Speaker Series Fa2021

Sep. 28th, Prof. Bing Zhou

Theoretical Nuclear Physics

Title: High energy Research Project on the ATLAS experiment

Abstract: I will introduce today's high energy physics research programs and the ATLAS experiment at the Large Hadron Collider.

The research topics and activities at the Univ. of Michigan will be presented.

Oct. 26th, Prof. Jennifer Ogilvie

Ultrafast Optics and Spectroscopy

Title: Shedding New Light on Photosynthetic Systems Using Multidimensional Spectroscopies

Abstract: The primary events of photosynthesis occur on ultrafast timescales with high quantum efficiency. Elucidating the design principles of photosynthetic systems remains an outstanding challenge that has the potential to impact our design of artificial light-harvesting materials. I will discuss how coherent multidimensional spectroscopy can address open questions about photosynthetic systems and describe our recent progress in developing and using these tools to probe the mechanisms of ultrafast energy conversion in natural and artificial photosynthetic systems.

Nov. 11th, Andrew Dotson

Theoretical Nuclear Physics

Title: The D-Term: Pressure To Find The Last Item On The Checklist

Abstract: The D-term is an interesting property of matter that has received a comparatively small amount of research dedicated to it compared to other global properties such as mass and spin. We discuss its potential connection to pressure and shear force distributions inside the nucleon and provide a possible means of extracting this form factor both theoretically and experimentally. We also provide a model calculation of both the A-term and D-term in ϕ3 theory, which required the modification of the energy-momentum tensor from its canonical definition to a renormalized "Improved" energy-momentum tensor.

Dec. 1st, Prof. Joshua Spitz

Experimental Neutrino Physics

Title: Neutrino Physics

Abstract: Some fundamental questions he seeks to answer through this research are:

  1. Are matter neutrinos different from antimatter neutrinos?

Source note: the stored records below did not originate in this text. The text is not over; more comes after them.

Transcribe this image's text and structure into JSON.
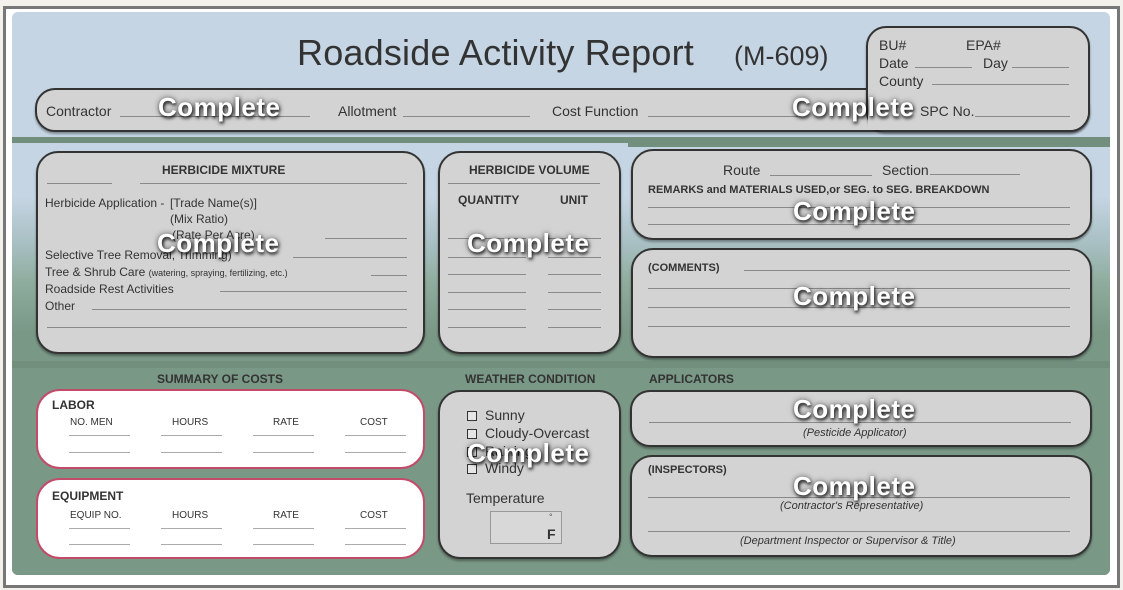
{
  "header": {
    "title": "Roadside Activity Report",
    "form_code": "(M-609)",
    "fields": {
      "contractor_label": "Contractor",
      "contractor_value": "Complete",
      "allotment_label": "Allotment",
      "cost_function_label": "Cost Function",
      "cost_function_value": "Complete",
      "spc_label": "SPC No."
    },
    "id_box": {
      "bu_label": "BU#",
      "epa_label": "EPA#",
      "date_label": "Date",
      "day_label": "Day",
      "county_label": "County"
    }
  },
  "herbicide_mixture": {
    "title": "HERBICIDE MIXTURE",
    "application_label": "Herbicide Application -",
    "application_sub": [
      "[Trade Name(s)]",
      "(Mix Ratio)",
      "(Rate Per Acre)"
    ],
    "items": [
      {
        "label": "Selective Tree Removal, Trimming)"
      },
      {
        "label": "Tree & Shrub Care",
        "note": "(watering, spraying, fertilizing, etc.)"
      },
      {
        "label": "Roadside Rest Activities"
      },
      {
        "label": "Other"
      }
    ],
    "value": "Complete"
  },
  "herbicide_volume": {
    "title": "HERBICIDE VOLUME",
    "quantity_label": "QUANTITY",
    "unit_label": "UNIT",
    "value": "Complete"
  },
  "remarks": {
    "route_label": "Route",
    "section_label": "Section",
    "title": "REMARKS and MATERIALS USED,or SEG. to SEG. BREAKDOWN",
    "value": "Complete"
  },
  "comments": {
    "title": "(COMMENTS)",
    "value": "Complete"
  },
  "summary_of_costs": {
    "title": "SUMMARY OF COSTS",
    "labor": {
      "title": "LABOR",
      "columns": [
        "NO. MEN",
        "HOURS",
        "RATE",
        "COST"
      ]
    },
    "equipment": {
      "title": "EQUIPMENT",
      "columns": [
        "EQUIP NO.",
        "HOURS",
        "RATE",
        "COST"
      ]
    }
  },
  "weather": {
    "title": "WEATHER CONDITION",
    "options": [
      "Sunny",
      "Cloudy-Overcast",
      "Raining",
      "Windy"
    ],
    "value": "Complete",
    "temperature_label": "Temperature",
    "degree_symbol": "°",
    "unit": "F"
  },
  "applicators": {
    "title": "APPLICATORS",
    "value": "Complete",
    "caption": "(Pesticide Applicator)"
  },
  "inspectors": {
    "title": "(INSPECTORS)",
    "value": "Complete",
    "caption_contractor": "(Contractor's Representative)",
    "caption_department": "(Department Inspector or Supervisor & Title)"
  }
}
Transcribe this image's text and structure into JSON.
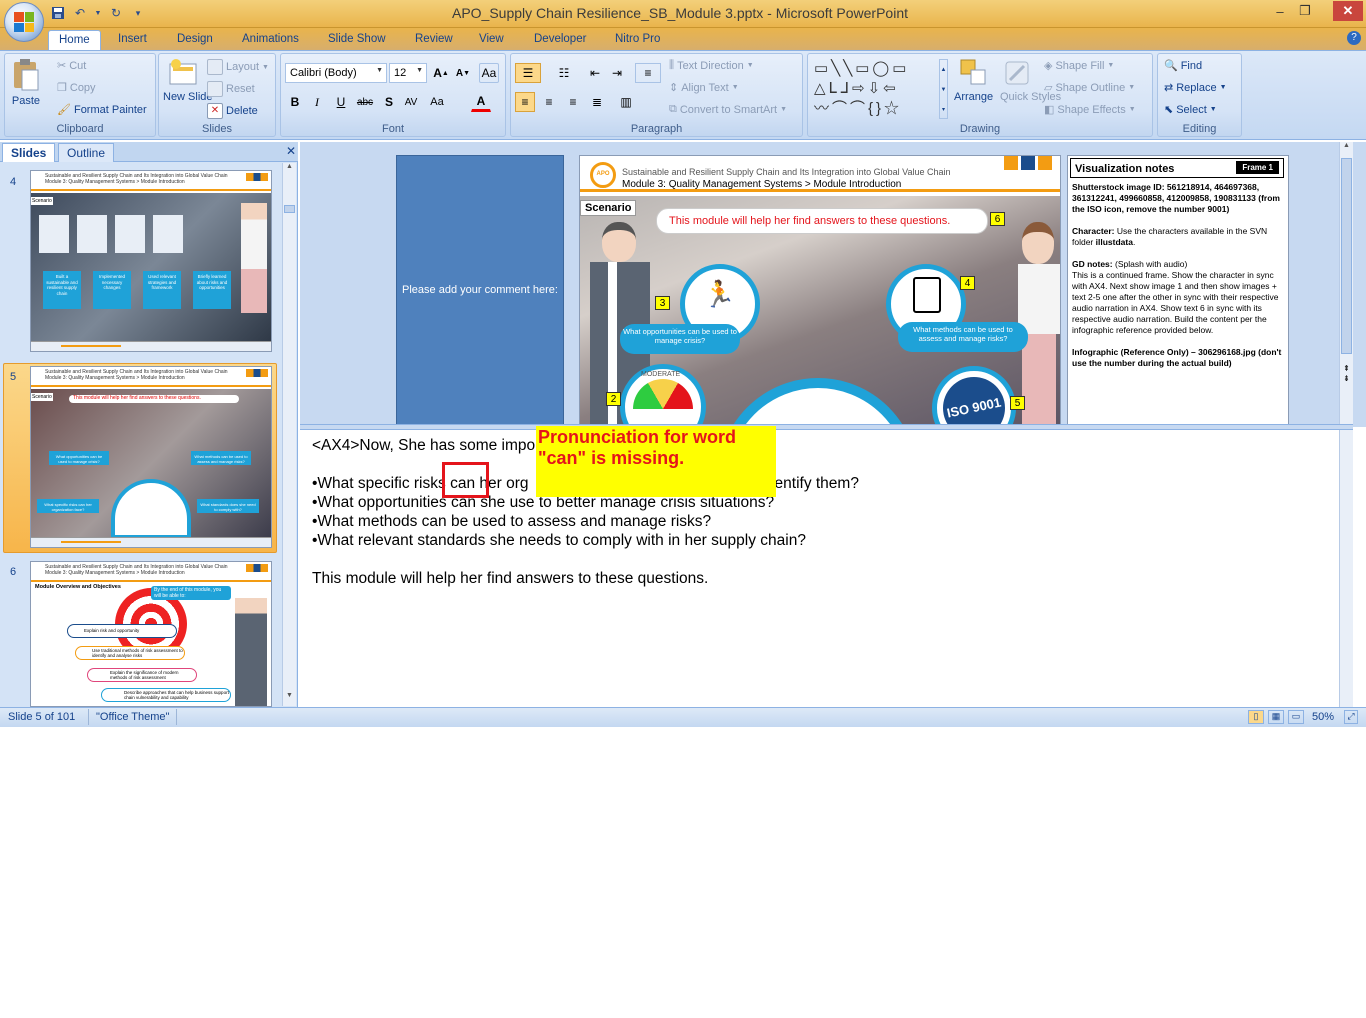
{
  "window": {
    "title": "APO_Supply Chain Resilience_SB_Module 3.pptx - Microsoft PowerPoint",
    "minimize": "–",
    "restore": "❐",
    "close": "✕"
  },
  "ribbon_tabs": [
    "Home",
    "Insert",
    "Design",
    "Animations",
    "Slide Show",
    "Review",
    "View",
    "Developer",
    "Nitro Pro"
  ],
  "clipboard": {
    "paste": "Paste",
    "cut": "Cut",
    "copy": "Copy",
    "format_painter": "Format Painter",
    "label": "Clipboard"
  },
  "slides_group": {
    "new_slide": "New Slide",
    "layout": "Layout",
    "reset": "Reset",
    "delete": "Delete",
    "label": "Slides"
  },
  "font": {
    "name": "Calibri (Body)",
    "size": "12",
    "label": "Font"
  },
  "paragraph": {
    "text_direction": "Text Direction",
    "align_text": "Align Text",
    "convert_smartart": "Convert to SmartArt",
    "label": "Paragraph"
  },
  "drawing": {
    "arrange": "Arrange",
    "quick_styles": "Quick Styles",
    "shape_fill": "Shape Fill",
    "shape_outline": "Shape Outline",
    "shape_effects": "Shape Effects",
    "label": "Drawing"
  },
  "editing": {
    "find": "Find",
    "replace": "Replace",
    "select": "Select",
    "label": "Editing"
  },
  "left_pane": {
    "tab_slides": "Slides",
    "tab_outline": "Outline",
    "slide_numbers": [
      "4",
      "5",
      "6"
    ]
  },
  "thumb_common": {
    "header_line1": "Sustainable and Resilient Supply Chain and Its Integration into Global Value Chain",
    "header_line2": "Module 3: Quality Management Systems > Module Introduction"
  },
  "thumb4": {
    "scenario": "Scenario",
    "cards": [
      "Built a sustainable and resilient supply chain",
      "Implemented necessary changes",
      "Used relevant strategies and framework",
      "Briefly learned about risks and opportunities"
    ],
    "badges": [
      "2",
      "3",
      "4",
      "5",
      "1"
    ]
  },
  "thumb5": {
    "scenario": "Scenario",
    "banner": "This module will help her find answers to these questions.",
    "q_left_top": "What opportunities can be used to manage crisis?",
    "q_right_top": "What methods can be used to assess and manage risks?",
    "q_left_bottom": "What specific risks can her organization face?",
    "q_right_bottom": "What standards does she need to comply with?"
  },
  "thumb6": {
    "title": "Module Overview and Objectives",
    "bubble": "By the end of this module, you will be able to:",
    "items": [
      "Explain risk and opportunity",
      "Use traditional methods of risk assessment to identify and analyse risks",
      "Explain the significance of modern methods of risk assessment",
      "Describe approaches that can help business support chain vulnerability and capability"
    ]
  },
  "comment_panel": {
    "text": "Please add your comment here:"
  },
  "main_slide": {
    "header_line1": "Sustainable and Resilient Supply Chain and Its Integration into Global Value Chain",
    "header_line2": "Module 3: Quality Management Systems > Module Introduction",
    "scenario": "Scenario",
    "banner": "This module will help her find answers to these questions.",
    "q_left": "What opportunities can be used to manage crisis?",
    "q_right": "What methods can be used to assess and manage risks?",
    "gauge_label": "MODERATE",
    "iso_text": "ISO 9001",
    "badges": {
      "b6": "6",
      "b3": "3",
      "b4": "4",
      "b2": "2",
      "b5": "5"
    }
  },
  "viz_notes": {
    "title": "Visualization notes",
    "frame": "Frame 1",
    "shutterstock_label": "Shutterstock image ID: 561218914, 464697368, 361312241, 499660858, 412009858, 190831133 (from the ISO icon, remove the number 9001)",
    "character_label": "Character:",
    "character_text": " Use the characters available in the SVN folder ",
    "character_folder": "illustdata",
    "character_end": ".",
    "gd_label": "GD notes:",
    "gd_mode": " (Splash with audio)",
    "gd_text": "This is a continued frame. Show the character in sync with AX4. Next show image 1 and then show images + text 2-5 one after the other in sync with their respective audio narration in AX4. Show text 6 in sync with its respective audio narration. Build the content per the infographic reference provided below.",
    "infographic": "Infographic (Reference Only) – 306296168.jpg (don't use the number during the actual build)"
  },
  "notes": {
    "line1": "<AX4>Now, She has some impo",
    "q1_part1": "•What specific risks",
    "q1_can": "can",
    "q1_part2": "her",
    "q1_part3": "org",
    "q1_end": "entify them?",
    "q2": "•What opportunities can she use  to better manage crisis situations?",
    "q3": "•What methods can be used  to assess and manage risks?",
    "q4": "•What relevant standards she needs  to comply with in her supply chain?",
    "closing": "This module will help her  find answers to these questions."
  },
  "callout": {
    "text": "Pronunciation for word \"can\" is missing."
  },
  "status": {
    "slide": "Slide 5 of 101",
    "theme": "\"Office Theme\"",
    "zoom": "50%"
  },
  "colors": {
    "accent": "#1fa2d8",
    "callout_bg": "#ffff00",
    "callout_text": "#e4141b",
    "comment_bg": "#4f81bd"
  }
}
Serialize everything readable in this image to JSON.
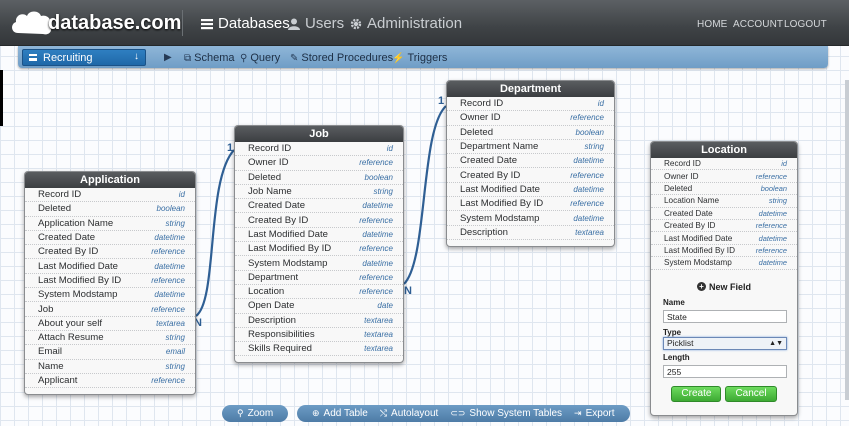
{
  "brand": {
    "name": "database.com"
  },
  "nav": {
    "databases": "Databases",
    "users": "Users",
    "administration": "Administration",
    "home": "HOME",
    "account": "ACCOUNT",
    "logout": "LOGOUT"
  },
  "subbar": {
    "app": "Recruiting",
    "schema": "Schema",
    "query": "Query",
    "stored_procedures": "Stored Procedures",
    "triggers": "Triggers"
  },
  "relations": {
    "job_application_one": "1",
    "job_application_many": "N",
    "dept_job_one": "1",
    "dept_job_many": "N"
  },
  "entities": {
    "application": {
      "title": "Application",
      "fields": [
        [
          "Record ID",
          "id"
        ],
        [
          "Deleted",
          "boolean"
        ],
        [
          "Application Name",
          "string"
        ],
        [
          "Created Date",
          "datetime"
        ],
        [
          "Created By ID",
          "reference"
        ],
        [
          "Last Modified Date",
          "datetime"
        ],
        [
          "Last Modified By ID",
          "reference"
        ],
        [
          "System Modstamp",
          "datetime"
        ],
        [
          "Job",
          "reference"
        ],
        [
          "About your self",
          "textarea"
        ],
        [
          "Attach Resume",
          "string"
        ],
        [
          "Email",
          "email"
        ],
        [
          "Name",
          "string"
        ],
        [
          "Applicant",
          "reference"
        ]
      ]
    },
    "job": {
      "title": "Job",
      "fields": [
        [
          "Record ID",
          "id"
        ],
        [
          "Owner ID",
          "reference"
        ],
        [
          "Deleted",
          "boolean"
        ],
        [
          "Job Name",
          "string"
        ],
        [
          "Created Date",
          "datetime"
        ],
        [
          "Created By ID",
          "reference"
        ],
        [
          "Last Modified Date",
          "datetime"
        ],
        [
          "Last Modified By ID",
          "reference"
        ],
        [
          "System Modstamp",
          "datetime"
        ],
        [
          "Department",
          "reference"
        ],
        [
          "Location",
          "reference"
        ],
        [
          "Open Date",
          "date"
        ],
        [
          "Description",
          "textarea"
        ],
        [
          "Responsibilities",
          "textarea"
        ],
        [
          "Skills Required",
          "textarea"
        ]
      ]
    },
    "department": {
      "title": "Department",
      "fields": [
        [
          "Record ID",
          "id"
        ],
        [
          "Owner ID",
          "reference"
        ],
        [
          "Deleted",
          "boolean"
        ],
        [
          "Department Name",
          "string"
        ],
        [
          "Created Date",
          "datetime"
        ],
        [
          "Created By ID",
          "reference"
        ],
        [
          "Last Modified Date",
          "datetime"
        ],
        [
          "Last Modified By ID",
          "reference"
        ],
        [
          "System Modstamp",
          "datetime"
        ],
        [
          "Description",
          "textarea"
        ]
      ]
    },
    "location": {
      "title": "Location",
      "fields": [
        [
          "Record ID",
          "id"
        ],
        [
          "Owner ID",
          "reference"
        ],
        [
          "Deleted",
          "boolean"
        ],
        [
          "Location Name",
          "string"
        ],
        [
          "Created Date",
          "datetime"
        ],
        [
          "Created By ID",
          "reference"
        ],
        [
          "Last Modified Date",
          "datetime"
        ],
        [
          "Last Modified By ID",
          "reference"
        ],
        [
          "System Modstamp",
          "datetime"
        ]
      ]
    }
  },
  "new_field": {
    "heading": "New Field",
    "name_label": "Name",
    "name_value": "State",
    "type_label": "Type",
    "type_value": "Picklist",
    "length_label": "Length",
    "length_value": "255",
    "create": "Create",
    "cancel": "Cancel"
  },
  "toolbar": {
    "zoom": "Zoom",
    "add_table": "Add Table",
    "autolayout": "Autolayout",
    "show_system_tables": "Show System Tables",
    "export": "Export"
  },
  "colors": {
    "accent_blue": "#2f7fc1",
    "green_button": "#3daa33",
    "connector": "#2f5f94"
  }
}
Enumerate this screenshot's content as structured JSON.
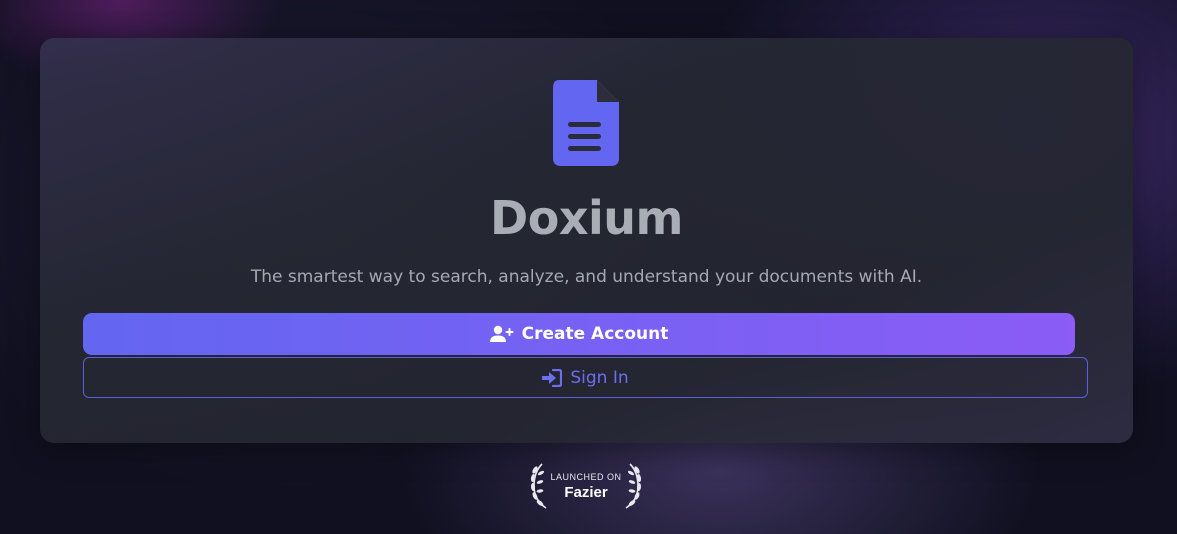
{
  "app": {
    "name": "Doxium",
    "tagline": "The smartest way to search, analyze, and understand your documents with AI."
  },
  "actions": {
    "create_account_label": "Create Account",
    "sign_in_label": "Sign In"
  },
  "badge": {
    "small_text": "LAUNCHED ON",
    "big_text": "Fazier"
  },
  "icons": {
    "logo": "document-icon",
    "create_account": "user-plus-icon",
    "sign_in": "sign-in-icon",
    "badge_decor": "laurel-icon"
  },
  "colors": {
    "accent": "#6366f1",
    "accent_end": "#8b5cf6",
    "background": "#101020",
    "card": "#262834",
    "title_text": "#a9adb6",
    "tagline_text": "#a6a9b4"
  }
}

  2. How many neutrinos are there?

  3. What is the nature of the neutrino-matter interaction?

  4. How does the neutrino acquire mass?